=== Records for this exercise ===

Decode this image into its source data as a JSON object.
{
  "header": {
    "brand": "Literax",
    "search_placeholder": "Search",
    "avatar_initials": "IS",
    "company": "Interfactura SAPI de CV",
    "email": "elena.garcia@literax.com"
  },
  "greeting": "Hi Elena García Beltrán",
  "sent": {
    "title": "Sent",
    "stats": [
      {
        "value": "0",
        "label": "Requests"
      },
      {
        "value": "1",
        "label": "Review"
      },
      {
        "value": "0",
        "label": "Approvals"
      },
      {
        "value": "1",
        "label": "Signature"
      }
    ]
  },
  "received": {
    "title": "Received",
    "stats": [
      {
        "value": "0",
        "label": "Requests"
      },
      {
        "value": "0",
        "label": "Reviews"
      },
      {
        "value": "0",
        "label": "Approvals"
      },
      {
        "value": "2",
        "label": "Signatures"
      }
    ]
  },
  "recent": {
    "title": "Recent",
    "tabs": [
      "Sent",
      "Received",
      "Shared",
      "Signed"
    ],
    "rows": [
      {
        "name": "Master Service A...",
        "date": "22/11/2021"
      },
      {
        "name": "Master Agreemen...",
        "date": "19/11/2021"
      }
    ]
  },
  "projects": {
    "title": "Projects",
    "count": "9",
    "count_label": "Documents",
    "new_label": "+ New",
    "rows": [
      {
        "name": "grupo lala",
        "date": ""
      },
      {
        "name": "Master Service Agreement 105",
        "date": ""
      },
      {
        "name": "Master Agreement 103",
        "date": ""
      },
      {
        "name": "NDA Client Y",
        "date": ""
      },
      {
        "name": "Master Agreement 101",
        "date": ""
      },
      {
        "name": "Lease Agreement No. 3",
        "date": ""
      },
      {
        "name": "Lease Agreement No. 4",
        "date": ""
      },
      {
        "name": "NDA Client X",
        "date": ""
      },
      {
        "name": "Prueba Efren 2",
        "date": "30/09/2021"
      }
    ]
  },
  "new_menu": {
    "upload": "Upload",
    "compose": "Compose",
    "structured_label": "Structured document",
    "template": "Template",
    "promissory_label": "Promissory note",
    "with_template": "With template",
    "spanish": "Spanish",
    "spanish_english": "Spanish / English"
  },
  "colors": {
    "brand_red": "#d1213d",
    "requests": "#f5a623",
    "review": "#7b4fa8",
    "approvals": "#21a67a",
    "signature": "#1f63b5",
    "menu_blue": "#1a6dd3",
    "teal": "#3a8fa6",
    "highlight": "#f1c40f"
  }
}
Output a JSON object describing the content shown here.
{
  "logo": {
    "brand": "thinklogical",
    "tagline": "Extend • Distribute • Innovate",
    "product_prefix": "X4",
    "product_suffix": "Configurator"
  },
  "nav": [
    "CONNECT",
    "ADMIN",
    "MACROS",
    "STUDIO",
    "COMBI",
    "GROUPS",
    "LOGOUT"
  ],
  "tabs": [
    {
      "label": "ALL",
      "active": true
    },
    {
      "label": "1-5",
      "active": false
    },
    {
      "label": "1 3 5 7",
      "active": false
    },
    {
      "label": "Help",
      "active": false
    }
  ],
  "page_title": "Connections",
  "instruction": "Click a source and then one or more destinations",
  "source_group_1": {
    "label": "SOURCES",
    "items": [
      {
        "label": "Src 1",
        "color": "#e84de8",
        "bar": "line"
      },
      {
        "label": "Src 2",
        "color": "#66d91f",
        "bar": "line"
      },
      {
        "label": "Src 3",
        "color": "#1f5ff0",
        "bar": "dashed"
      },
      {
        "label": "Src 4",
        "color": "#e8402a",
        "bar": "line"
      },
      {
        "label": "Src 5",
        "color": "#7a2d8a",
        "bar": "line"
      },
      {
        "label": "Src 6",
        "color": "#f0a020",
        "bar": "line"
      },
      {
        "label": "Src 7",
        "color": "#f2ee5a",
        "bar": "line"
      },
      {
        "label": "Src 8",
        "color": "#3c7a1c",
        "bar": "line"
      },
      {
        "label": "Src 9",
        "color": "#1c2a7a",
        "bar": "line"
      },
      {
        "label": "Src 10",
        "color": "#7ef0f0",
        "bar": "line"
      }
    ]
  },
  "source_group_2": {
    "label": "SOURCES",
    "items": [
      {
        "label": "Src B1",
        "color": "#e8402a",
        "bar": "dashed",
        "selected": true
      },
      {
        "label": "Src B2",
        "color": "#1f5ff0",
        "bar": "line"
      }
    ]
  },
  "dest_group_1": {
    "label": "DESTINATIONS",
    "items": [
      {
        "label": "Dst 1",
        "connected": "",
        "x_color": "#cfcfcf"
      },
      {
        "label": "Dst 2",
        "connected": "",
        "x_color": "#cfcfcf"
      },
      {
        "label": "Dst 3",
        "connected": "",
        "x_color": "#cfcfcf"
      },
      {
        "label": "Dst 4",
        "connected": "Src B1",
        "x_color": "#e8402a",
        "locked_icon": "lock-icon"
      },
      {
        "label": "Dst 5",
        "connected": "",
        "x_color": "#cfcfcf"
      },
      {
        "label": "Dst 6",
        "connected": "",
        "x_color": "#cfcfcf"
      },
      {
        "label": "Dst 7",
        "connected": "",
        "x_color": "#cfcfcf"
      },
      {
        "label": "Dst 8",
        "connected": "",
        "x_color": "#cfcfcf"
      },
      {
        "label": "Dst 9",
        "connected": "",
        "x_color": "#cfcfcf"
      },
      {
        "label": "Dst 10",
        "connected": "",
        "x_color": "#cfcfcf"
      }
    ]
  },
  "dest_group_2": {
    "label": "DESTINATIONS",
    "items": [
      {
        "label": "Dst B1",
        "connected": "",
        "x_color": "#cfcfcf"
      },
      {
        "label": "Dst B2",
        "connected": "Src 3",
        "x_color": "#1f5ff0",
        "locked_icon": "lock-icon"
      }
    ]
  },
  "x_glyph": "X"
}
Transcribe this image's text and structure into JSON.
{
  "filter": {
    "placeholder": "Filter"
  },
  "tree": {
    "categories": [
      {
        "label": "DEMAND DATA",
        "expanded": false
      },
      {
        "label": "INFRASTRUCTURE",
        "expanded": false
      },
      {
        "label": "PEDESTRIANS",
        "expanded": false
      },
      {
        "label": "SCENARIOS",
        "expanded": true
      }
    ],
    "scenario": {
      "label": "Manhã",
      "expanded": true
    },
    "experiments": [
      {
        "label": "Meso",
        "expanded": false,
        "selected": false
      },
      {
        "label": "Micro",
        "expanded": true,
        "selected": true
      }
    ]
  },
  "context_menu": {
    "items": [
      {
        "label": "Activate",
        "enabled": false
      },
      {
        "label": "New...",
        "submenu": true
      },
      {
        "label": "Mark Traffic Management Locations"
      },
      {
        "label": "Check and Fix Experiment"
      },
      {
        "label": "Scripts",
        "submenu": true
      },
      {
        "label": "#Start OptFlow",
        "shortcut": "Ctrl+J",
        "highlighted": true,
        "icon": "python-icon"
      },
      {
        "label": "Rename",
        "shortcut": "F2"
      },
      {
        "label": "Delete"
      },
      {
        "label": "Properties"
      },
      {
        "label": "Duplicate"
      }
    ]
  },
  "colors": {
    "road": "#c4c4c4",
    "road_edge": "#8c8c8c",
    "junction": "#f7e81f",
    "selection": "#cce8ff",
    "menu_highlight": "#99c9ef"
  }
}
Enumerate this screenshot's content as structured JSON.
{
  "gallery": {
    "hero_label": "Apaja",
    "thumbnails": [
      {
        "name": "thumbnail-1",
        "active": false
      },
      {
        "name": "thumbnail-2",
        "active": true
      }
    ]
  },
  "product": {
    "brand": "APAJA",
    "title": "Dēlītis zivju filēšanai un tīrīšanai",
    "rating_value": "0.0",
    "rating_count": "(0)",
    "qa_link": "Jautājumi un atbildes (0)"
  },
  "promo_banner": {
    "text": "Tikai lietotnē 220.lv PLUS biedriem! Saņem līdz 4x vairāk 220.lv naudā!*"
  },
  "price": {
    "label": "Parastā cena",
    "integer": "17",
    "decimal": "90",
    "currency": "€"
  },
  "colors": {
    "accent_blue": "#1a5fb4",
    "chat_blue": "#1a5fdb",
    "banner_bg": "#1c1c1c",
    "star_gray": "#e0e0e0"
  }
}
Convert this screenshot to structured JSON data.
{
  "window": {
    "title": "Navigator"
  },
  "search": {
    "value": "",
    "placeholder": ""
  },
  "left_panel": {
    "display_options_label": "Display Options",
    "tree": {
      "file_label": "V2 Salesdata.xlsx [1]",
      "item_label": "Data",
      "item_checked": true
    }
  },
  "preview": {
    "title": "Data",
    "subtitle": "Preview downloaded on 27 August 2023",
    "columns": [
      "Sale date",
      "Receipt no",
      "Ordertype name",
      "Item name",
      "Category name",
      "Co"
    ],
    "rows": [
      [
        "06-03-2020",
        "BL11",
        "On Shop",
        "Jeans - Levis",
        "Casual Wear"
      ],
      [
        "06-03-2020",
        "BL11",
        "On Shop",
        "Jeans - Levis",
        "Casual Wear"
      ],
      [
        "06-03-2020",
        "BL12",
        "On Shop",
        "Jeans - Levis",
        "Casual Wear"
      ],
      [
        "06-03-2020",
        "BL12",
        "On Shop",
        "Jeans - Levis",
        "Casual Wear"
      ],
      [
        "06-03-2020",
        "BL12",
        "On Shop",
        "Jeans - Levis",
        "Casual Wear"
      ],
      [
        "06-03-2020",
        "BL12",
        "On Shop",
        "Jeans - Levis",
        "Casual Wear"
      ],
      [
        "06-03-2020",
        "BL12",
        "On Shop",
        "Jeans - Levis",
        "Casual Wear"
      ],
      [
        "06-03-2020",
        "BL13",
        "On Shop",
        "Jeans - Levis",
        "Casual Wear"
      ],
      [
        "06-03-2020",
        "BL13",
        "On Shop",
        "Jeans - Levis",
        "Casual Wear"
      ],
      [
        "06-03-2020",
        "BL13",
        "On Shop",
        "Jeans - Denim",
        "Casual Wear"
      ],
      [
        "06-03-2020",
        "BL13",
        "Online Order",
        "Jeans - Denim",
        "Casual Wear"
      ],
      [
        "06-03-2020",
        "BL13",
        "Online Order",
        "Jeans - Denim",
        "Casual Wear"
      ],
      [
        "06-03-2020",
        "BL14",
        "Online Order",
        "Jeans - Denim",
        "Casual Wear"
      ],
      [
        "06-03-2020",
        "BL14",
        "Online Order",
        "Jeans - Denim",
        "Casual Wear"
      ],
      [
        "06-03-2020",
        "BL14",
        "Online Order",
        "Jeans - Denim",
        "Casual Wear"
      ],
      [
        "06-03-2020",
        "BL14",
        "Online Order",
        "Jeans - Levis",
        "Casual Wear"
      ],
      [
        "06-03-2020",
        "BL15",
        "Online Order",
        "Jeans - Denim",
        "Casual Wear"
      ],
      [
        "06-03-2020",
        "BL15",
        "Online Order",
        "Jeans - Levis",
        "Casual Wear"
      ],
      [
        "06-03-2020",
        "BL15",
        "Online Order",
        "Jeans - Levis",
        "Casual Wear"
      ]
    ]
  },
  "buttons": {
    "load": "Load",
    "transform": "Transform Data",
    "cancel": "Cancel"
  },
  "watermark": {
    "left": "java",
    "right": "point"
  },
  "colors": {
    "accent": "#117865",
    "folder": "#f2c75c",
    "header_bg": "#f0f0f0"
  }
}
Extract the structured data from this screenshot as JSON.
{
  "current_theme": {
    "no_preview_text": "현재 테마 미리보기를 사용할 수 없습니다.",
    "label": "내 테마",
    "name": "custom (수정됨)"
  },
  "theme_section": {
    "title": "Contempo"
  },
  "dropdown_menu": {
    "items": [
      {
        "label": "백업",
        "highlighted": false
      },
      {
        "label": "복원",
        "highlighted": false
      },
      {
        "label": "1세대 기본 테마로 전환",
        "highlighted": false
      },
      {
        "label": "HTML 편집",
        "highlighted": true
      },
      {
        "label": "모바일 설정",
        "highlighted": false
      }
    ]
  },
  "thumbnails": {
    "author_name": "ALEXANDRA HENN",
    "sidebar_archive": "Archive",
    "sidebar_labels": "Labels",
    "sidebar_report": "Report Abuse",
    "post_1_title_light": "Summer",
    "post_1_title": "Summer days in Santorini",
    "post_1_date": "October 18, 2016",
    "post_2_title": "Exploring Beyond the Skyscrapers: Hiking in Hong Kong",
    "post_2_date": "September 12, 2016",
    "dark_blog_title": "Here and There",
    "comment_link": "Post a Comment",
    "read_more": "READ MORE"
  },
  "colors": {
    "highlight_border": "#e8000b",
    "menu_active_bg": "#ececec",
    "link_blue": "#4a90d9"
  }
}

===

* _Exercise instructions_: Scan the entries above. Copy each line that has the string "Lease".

* _Solution to this exercise_:
        "name": "Lease Agreement No. 3",
        "name": "Lease Agreement No. 4",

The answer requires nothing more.